» To do
Show all lines containing "desc" from the data below.

» Entries shown
━━━━━━━━━━

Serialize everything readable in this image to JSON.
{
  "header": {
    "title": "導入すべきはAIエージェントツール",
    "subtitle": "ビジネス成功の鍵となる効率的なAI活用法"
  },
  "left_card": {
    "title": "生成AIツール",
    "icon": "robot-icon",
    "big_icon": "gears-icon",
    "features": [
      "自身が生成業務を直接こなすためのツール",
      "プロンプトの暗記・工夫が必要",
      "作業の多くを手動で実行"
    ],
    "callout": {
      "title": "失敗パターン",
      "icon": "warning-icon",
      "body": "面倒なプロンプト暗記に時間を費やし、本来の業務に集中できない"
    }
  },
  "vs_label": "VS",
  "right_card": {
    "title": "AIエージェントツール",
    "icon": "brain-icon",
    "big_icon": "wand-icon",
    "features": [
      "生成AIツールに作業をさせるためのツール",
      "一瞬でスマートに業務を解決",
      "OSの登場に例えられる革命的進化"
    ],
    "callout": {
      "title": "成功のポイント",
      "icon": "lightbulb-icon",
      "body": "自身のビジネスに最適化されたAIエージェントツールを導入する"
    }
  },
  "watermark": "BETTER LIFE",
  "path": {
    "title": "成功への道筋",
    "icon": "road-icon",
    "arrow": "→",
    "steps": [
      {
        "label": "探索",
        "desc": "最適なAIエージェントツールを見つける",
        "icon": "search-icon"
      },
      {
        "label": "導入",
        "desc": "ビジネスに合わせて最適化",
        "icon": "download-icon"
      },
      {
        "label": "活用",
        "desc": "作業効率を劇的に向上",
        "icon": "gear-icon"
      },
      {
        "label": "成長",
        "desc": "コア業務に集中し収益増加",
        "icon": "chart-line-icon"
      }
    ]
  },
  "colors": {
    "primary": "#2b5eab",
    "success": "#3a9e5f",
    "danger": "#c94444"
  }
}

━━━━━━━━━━

» Result
        "desc": "最適なAIエージェントツールを見つける",
        "desc": "ビジネスに合わせて最適化",
        "desc": "作業効率を劇的に向上",
        "desc": "コア業務に集中し収益増加",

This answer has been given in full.